[Records from a dataset]
↓

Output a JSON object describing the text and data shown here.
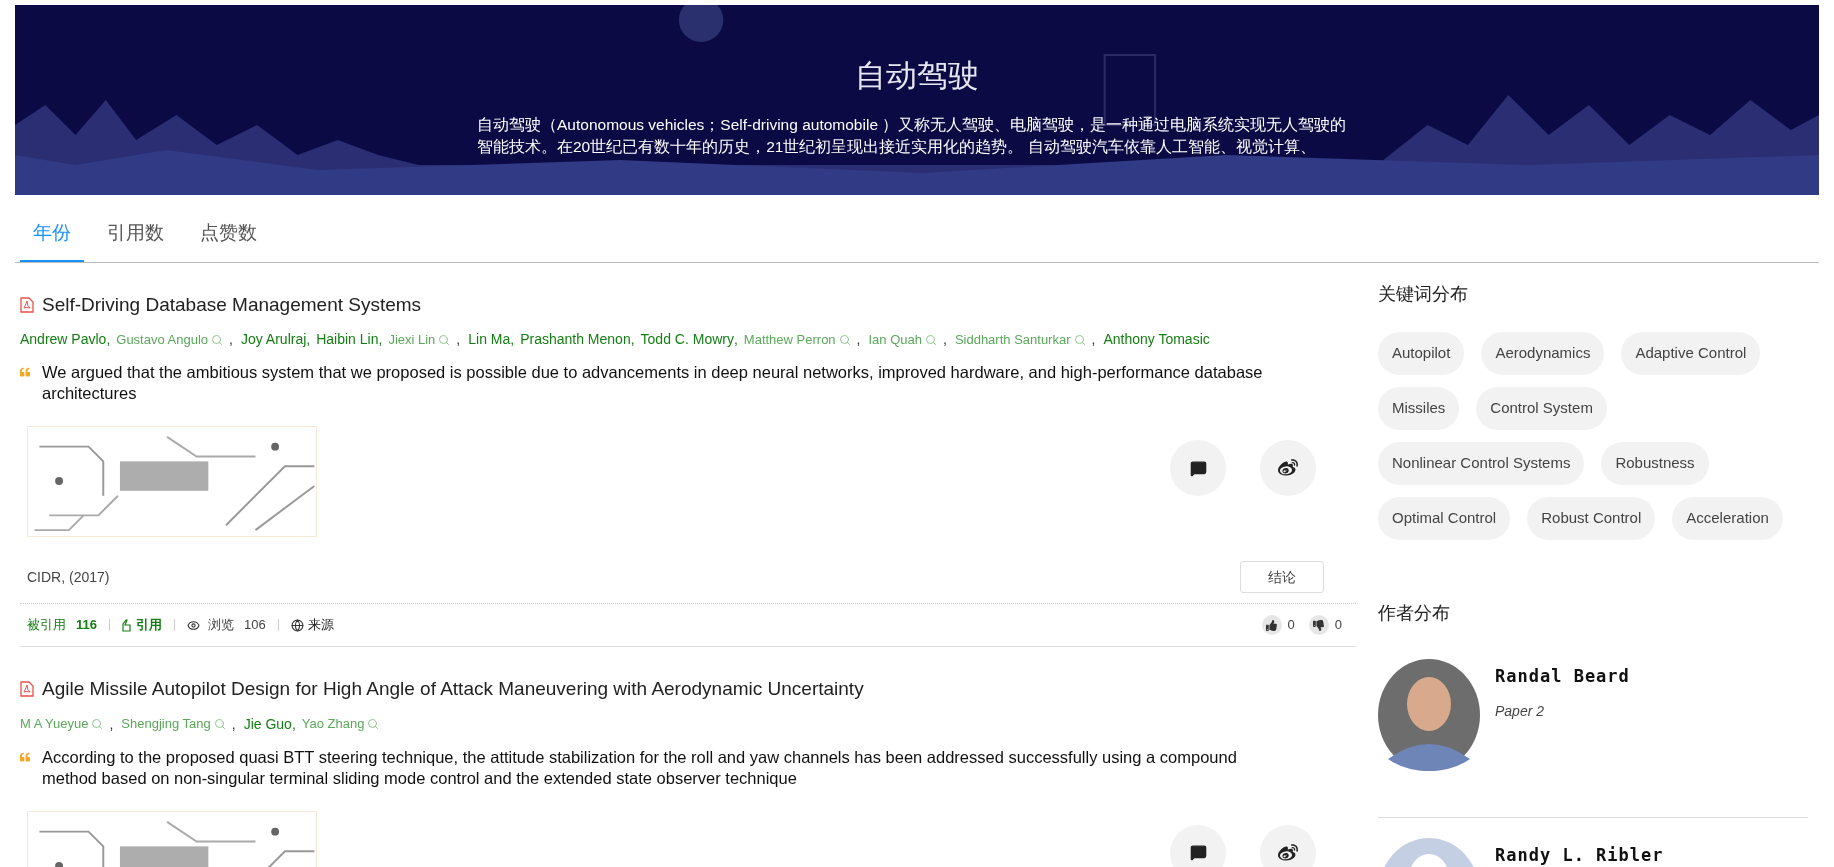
{
  "banner": {
    "title": "自动驾驶",
    "description": "自动驾驶（Autonomous vehicles；Self-driving automobile ）又称无人驾驶、电脑驾驶，是一种通过电脑系统实现无人驾驶的智能技术。在20世纪已有数十年的历史，21世纪初呈现出接近实用化的趋势。 自动驾驶汽车依靠人工智能、视觉计算、"
  },
  "tabs": [
    {
      "label": "年份",
      "selected": true
    },
    {
      "label": "引用数",
      "selected": false
    },
    {
      "label": "点赞数",
      "selected": false
    }
  ],
  "papers": [
    {
      "title": "Self-Driving Database Management Systems",
      "authors": [
        {
          "name": "Andrew Pavlo",
          "searchable": false,
          "separator": ","
        },
        {
          "name": "Gustavo Angulo",
          "searchable": true,
          "separator": ","
        },
        {
          "name": "Joy Arulraj",
          "searchable": false,
          "separator": ","
        },
        {
          "name": "Haibin Lin",
          "searchable": false,
          "separator": ","
        },
        {
          "name": "Jiexi Lin",
          "searchable": true,
          "separator": ","
        },
        {
          "name": "Lin Ma",
          "searchable": false,
          "separator": ","
        },
        {
          "name": "Prashanth Menon",
          "searchable": false,
          "separator": ","
        },
        {
          "name": "Todd C. Mowry",
          "searchable": false,
          "separator": ","
        },
        {
          "name": "Matthew Perron",
          "searchable": true,
          "separator": ","
        },
        {
          "name": "Ian Quah",
          "searchable": true,
          "separator": ","
        },
        {
          "name": "Siddharth Santurkar",
          "searchable": true,
          "separator": ","
        },
        {
          "name": "Anthony Tomasic",
          "searchable": false
        }
      ],
      "summary": "We argued that the ambitious system that we proposed is possible due to advancements in deep neural networks, improved hardware, and high-performance database architectures",
      "venue": "CIDR, (2017)",
      "conclusion_button": "结论",
      "stats": {
        "cited_label": "被引用",
        "cited_count": "116",
        "cite_label": "引用",
        "views_label": "浏览",
        "views_count": "106",
        "source_label": "来源",
        "likes": "0",
        "dislikes": "0"
      }
    },
    {
      "title": "Agile Missile Autopilot Design for High Angle of Attack Maneuvering with Aerodynamic Uncertainty",
      "authors": [
        {
          "name": "M A Yueyue",
          "searchable": true,
          "separator": ","
        },
        {
          "name": "Shengjing Tang",
          "searchable": true,
          "separator": ","
        },
        {
          "name": "Jie Guo",
          "searchable": false,
          "separator": ","
        },
        {
          "name": "Yao Zhang",
          "searchable": true
        }
      ],
      "summary": "According to the proposed quasi BTT steering technique, the attitude stabilization for the roll and yaw channels has been addressed successfully using a compound method based on non-singular terminal sliding mode control and the extended state observer technique"
    }
  ],
  "keywords": {
    "title": "关键词分布",
    "tags": [
      "Autopilot",
      "Aerodynamics",
      "Adaptive Control",
      "Missiles",
      "Control System",
      "Nonlinear Control Systems",
      "Robustness",
      "Optimal Control",
      "Robust Control",
      "Acceleration"
    ]
  },
  "author_distribution": {
    "title": "作者分布",
    "authors": [
      {
        "name": "Randal Beard",
        "papers": "Paper 2"
      },
      {
        "name": "Randy L. Ribler",
        "kind": "default"
      }
    ]
  }
}
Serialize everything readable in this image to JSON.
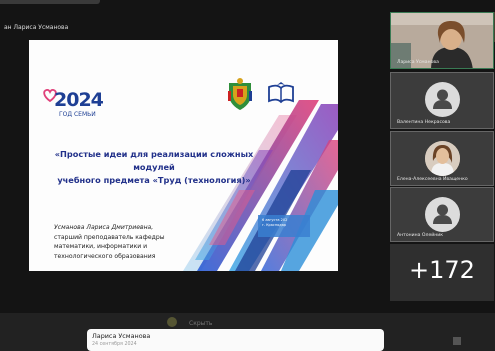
{
  "presenter_label": "ан Лариса Усманова",
  "slide": {
    "logo_number": "2024",
    "logo_subtitle": "ГОД СЕМЬИ",
    "title_line1": "«Простые идеи для реализации сложных модулей",
    "title_line2": "учебного предмета «Труд (технология)»",
    "author_name": "Усманова Лариса Дмитриевна,",
    "author_line2": "старший преподаватель кафедры",
    "author_line3": "математики, информатики и",
    "author_line4": "технологического образования",
    "date_line1": "6 августа 202",
    "date_line2": "г. Краснодар",
    "colors": {
      "title": "#22318a",
      "logo": "#1e3f94"
    }
  },
  "participants": [
    {
      "name": "Лариса Усманова",
      "avatar": "video"
    },
    {
      "name": "Валентина Некрасова",
      "avatar": "person-icon"
    },
    {
      "name": "Елена-Алексеевна Иващенко",
      "avatar": "photo"
    },
    {
      "name": "Антонина Олейник",
      "avatar": "person-icon"
    }
  ],
  "more_participants": "+172",
  "bottom": {
    "ghost_text": "Скрыть",
    "toast_name": "Лариса Усманова",
    "toast_date": "24 сентября 2024"
  }
}
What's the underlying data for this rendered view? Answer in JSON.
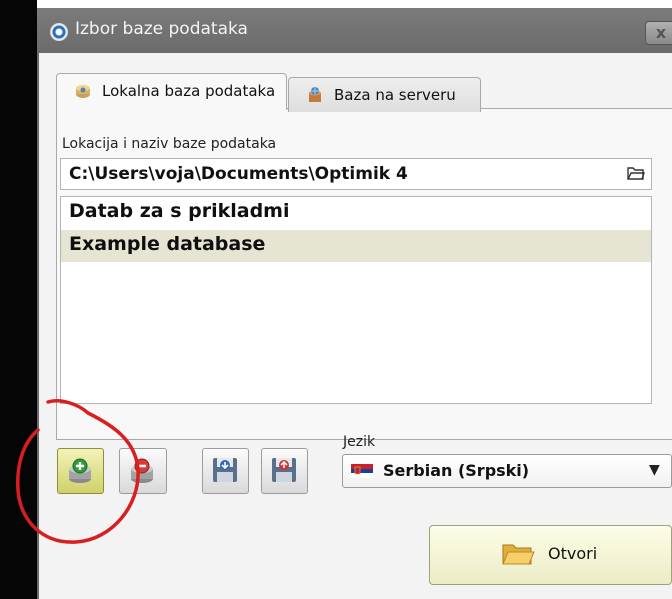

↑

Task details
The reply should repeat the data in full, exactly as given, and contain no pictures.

Problem solution
Output a JSON object describing the text and data shown here.
{
  "banner": {
    "title": "自动驾驶",
    "description": "自动驾驶（Autonomous vehicles；Self-driving automobile ）又称无人驾驶、电脑驾驶，是一种通过电脑系统实现无人驾驶的智能技术。在20世纪已有数十年的历史，21世纪初呈现出接近实用化的趋势。 自动驾驶汽车依靠人工智能、视觉计算、"
  },
  "tabs": [
    {
      "label": "年份",
      "selected": true
    },
    {
      "label": "引用数",
      "selected": false
    },
    {
      "label": "点赞数",
      "selected": false
    }
  ],
  "papers": [
    {
      "title": "Self-Driving Database Management Systems",
      "authors": [
        {
          "name": "Andrew Pavlo",
          "searchable": false,
          "separator": ","
        },
        {
          "name": "Gustavo Angulo",
          "searchable": true,
          "separator": ","
        },
        {
          "name": "Joy Arulraj",
          "searchable": false,
          "separator": ","
        },
        {
          "name": "Haibin Lin",
          "searchable": false,
          "separator": ","
        },
        {
          "name": "Jiexi Lin",
          "searchable": true,
          "separator": ","
        },
        {
          "name": "Lin Ma",
          "searchable": false,
          "separator": ","
        },
        {
          "name": "Prashanth Menon",
          "searchable": false,
          "separator": ","
        },
        {
          "name": "Todd C. Mowry",
          "searchable": false,
          "separator": ","
        },
        {
          "name": "Matthew Perron",
          "searchable": true,
          "separator": ","
        },
        {
          "name": "Ian Quah",
          "searchable": true,
          "separator": ","
        },
        {
          "name": "Siddharth Santurkar",
          "searchable": true,
          "separator": ","
        },
        {
          "name": "Anthony Tomasic",
          "searchable": false
        }
      ],
      "summary": "We argued that the ambitious system that we proposed is possible due to advancements in deep neural networks, improved hardware, and high-performance database architectures",
      "venue": "CIDR, (2017)",
      "conclusion_button": "结论",
      "stats": {
        "cited_label": "被引用",
        "cited_count": "116",
        "cite_label": "引用",
        "views_label": "浏览",
        "views_count": "106",
        "source_label": "来源",
        "likes": "0",
        "dislikes": "0"
      }
    },
    {
      "title": "Agile Missile Autopilot Design for High Angle of Attack Maneuvering with Aerodynamic Uncertainty",
      "authors": [
        {
          "name": "M A Yueyue",
          "searchable": true,
          "separator": ","
        },
        {
          "name": "Shengjing Tang",
          "searchable": true,
          "separator": ","
        },
        {
          "name": "Jie Guo",
          "searchable": false,
          "separator": ","
        },
        {
          "name": "Yao Zhang",
          "searchable": true
        }
      ],
      "summary": "According to the proposed quasi BTT steering technique, the attitude stabilization for the roll and yaw channels has been addressed successfully using a compound method based on non-singular terminal sliding mode control and the extended state observer technique"
    }
  ],
  "keywords": {
    "title": "关键词分布",
    "tags": [
      "Autopilot",
      "Aerodynamics",
      "Adaptive Control",
      "Missiles",
      "Control System",
      "Nonlinear Control Systems",
      "Robustness",
      "Optimal Control",
      "Robust Control",
      "Acceleration"
    ]
  },
  "author_distribution": {
    "title": "作者分布",
    "authors": [
      {
        "name": "Randal Beard",
        "papers": "Paper 2"
      },
      {
        "name": "Randy L. Ribler",
        "kind": "default"
      }
    ]
  }
}
Serialize everything readable in this image to JSON.
{
  "presenter_label": "ан Лариса Усманова",
  "slide": {
    "logo_number": "2024",
    "logo_subtitle": "ГОД СЕМЬИ",
    "title_line1": "«Простые идеи для реализации сложных модулей",
    "title_line2": "учебного предмета «Труд (технология)»",
    "author_name": "Усманова Лариса Дмитриевна,",
    "author_line2": "старший преподаватель кафедры",
    "author_line3": "математики, информатики и",
    "author_line4": "технологического образования",
    "date_line1": "6 августа 202",
    "date_line2": "г. Краснодар",
    "colors": {
      "title": "#22318a",
      "logo": "#1e3f94"
    }
  },
  "participants": [
    {
      "name": "Лариса Усманова",
      "avatar": "video"
    },
    {
      "name": "Валентина Некрасова",
      "avatar": "person-icon"
    },
    {
      "name": "Елена-Алексеевна Иващенко",
      "avatar": "photo"
    },
    {
      "name": "Антонина Олейник",
      "avatar": "person-icon"
    }
  ],
  "more_participants": "+172",
  "bottom": {
    "ghost_text": "Скрыть",
    "toast_name": "Лариса Усманова",
    "toast_date": "24 сентября 2024"
  }
}
What's the underlying data for this rendered view? Answer in JSON.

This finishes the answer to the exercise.